The Reserve Bank of India placing Mumbai-based Punjab and Maharashtra Cooperative Bank (PMC Bank) under directions for six months, has rattled depositors, who will not be able to withdraw more than ₹1,000 of the total balance in every savings bank account or current account or any other deposit.
As of March 2019, PMC Bank had outstanding deposits of Rs 11,600 crore, of which demand deposits were nearly Rs 2,300 crore and the balance were term deposits.
If you are a depositor in another cooperative bank, the recent incident is bound to have distressed you. But PMC Bank is not an isolated case. The regulator has time and again issued directions against other co-operative banks. While it may not be right to paint all cooperative banks with the same brush, there are a few points to be kept in mind before parking money in your friendly neighbourhood cooperative bank.

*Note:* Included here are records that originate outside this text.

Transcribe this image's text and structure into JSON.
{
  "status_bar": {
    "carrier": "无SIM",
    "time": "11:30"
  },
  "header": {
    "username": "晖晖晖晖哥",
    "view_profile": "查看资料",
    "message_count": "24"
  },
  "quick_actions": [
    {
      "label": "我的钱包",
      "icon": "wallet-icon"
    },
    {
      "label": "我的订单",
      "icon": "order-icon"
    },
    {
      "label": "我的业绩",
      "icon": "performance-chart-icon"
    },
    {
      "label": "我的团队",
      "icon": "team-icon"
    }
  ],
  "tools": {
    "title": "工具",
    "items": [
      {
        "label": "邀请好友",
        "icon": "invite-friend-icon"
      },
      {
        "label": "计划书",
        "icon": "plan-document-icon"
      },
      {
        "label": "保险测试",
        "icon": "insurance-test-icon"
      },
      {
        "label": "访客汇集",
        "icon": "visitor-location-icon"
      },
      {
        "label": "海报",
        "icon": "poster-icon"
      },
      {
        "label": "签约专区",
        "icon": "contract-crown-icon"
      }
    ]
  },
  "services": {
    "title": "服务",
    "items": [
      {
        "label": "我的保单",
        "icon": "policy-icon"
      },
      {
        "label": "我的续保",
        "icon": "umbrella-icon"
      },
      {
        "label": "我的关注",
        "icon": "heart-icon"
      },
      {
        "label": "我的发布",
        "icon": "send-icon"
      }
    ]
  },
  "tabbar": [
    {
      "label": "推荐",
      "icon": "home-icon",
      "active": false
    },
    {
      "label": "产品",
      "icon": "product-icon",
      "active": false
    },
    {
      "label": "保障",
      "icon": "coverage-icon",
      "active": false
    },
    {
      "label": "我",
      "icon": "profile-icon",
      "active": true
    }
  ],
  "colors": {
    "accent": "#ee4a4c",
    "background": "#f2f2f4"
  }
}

Is it regulated?
Cooperative banks, defined as small-sized units in the co-operative sector, operate both in urban and non-urban centres. These banks have mostly been centred around communities and localities lending to small borrowers and businesses. Traditionally, the co-operative structure is divided into two parts–rural and urban.

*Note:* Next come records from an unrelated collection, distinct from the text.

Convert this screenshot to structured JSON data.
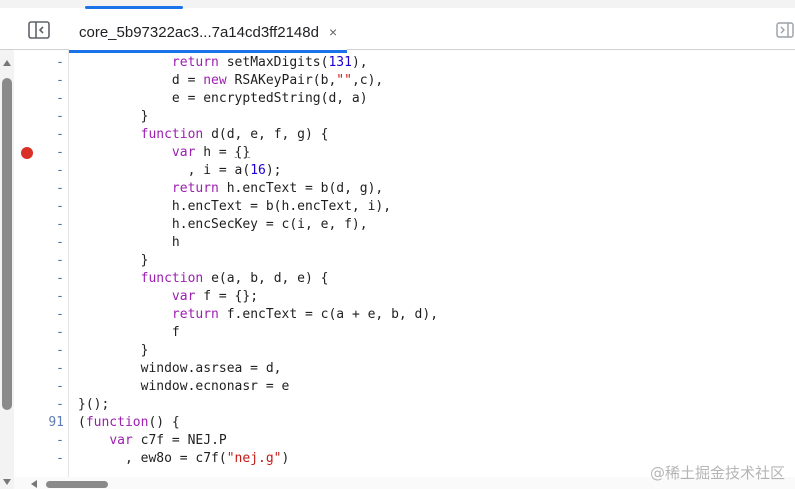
{
  "tab": {
    "file_name": "core_5b97322ac3...7a14cd3ff2148d",
    "close_glyph": "×"
  },
  "icons": {
    "nav_toggle": "sidebar-toggle-icon",
    "nav_toggle_right": "panel-toggle-icon",
    "breakpoint": "breakpoint-marker-icon"
  },
  "colors": {
    "accent": "#1a73e8",
    "breakpoint": "#d93025",
    "keyword": "#9c1fb0",
    "number": "#1c00cf",
    "string": "#c41a16"
  },
  "editor": {
    "lines": [
      {
        "gutter": "-",
        "code": "            return setMaxDigits(131),"
      },
      {
        "gutter": "-",
        "code": "            d = new RSAKeyPair(b,\"\",c),"
      },
      {
        "gutter": "-",
        "code": "            e = encryptedString(d, a)"
      },
      {
        "gutter": "-",
        "code": "        }"
      },
      {
        "gutter": "-",
        "code": "        function d(d, e, f, g) {"
      },
      {
        "gutter": "-",
        "code": "            var h = {}",
        "breakpoint": true
      },
      {
        "gutter": "-",
        "code": "              , i = a(16);"
      },
      {
        "gutter": "-",
        "code": "            return h.encText = b(d, g),"
      },
      {
        "gutter": "-",
        "code": "            h.encText = b(h.encText, i),"
      },
      {
        "gutter": "-",
        "code": "            h.encSecKey = c(i, e, f),"
      },
      {
        "gutter": "-",
        "code": "            h"
      },
      {
        "gutter": "-",
        "code": "        }"
      },
      {
        "gutter": "-",
        "code": "        function e(a, b, d, e) {"
      },
      {
        "gutter": "-",
        "code": "            var f = {};"
      },
      {
        "gutter": "-",
        "code": "            return f.encText = c(a + e, b, d),"
      },
      {
        "gutter": "-",
        "code": "            f"
      },
      {
        "gutter": "-",
        "code": "        }"
      },
      {
        "gutter": "-",
        "code": "        window.asrsea = d,"
      },
      {
        "gutter": "-",
        "code": "        window.ecnonasr = e"
      },
      {
        "gutter": "-",
        "code": "}();"
      },
      {
        "gutter": "91",
        "code": "(function() {"
      },
      {
        "gutter": "-",
        "code": "    var c7f = NEJ.P"
      },
      {
        "gutter": "-",
        "code": "      , ew8o = c7f(\"nej.g\")"
      }
    ]
  },
  "watermark": "@稀土掘金技术社区"
}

The rural cooperative credit system in India is primarily mandated to ensure flow of credit to the agriculture sector. The short-term co-operative credit structure operates with a three-tier system – Primary Agricultural Credit Societies (PACS) at the village level, Central…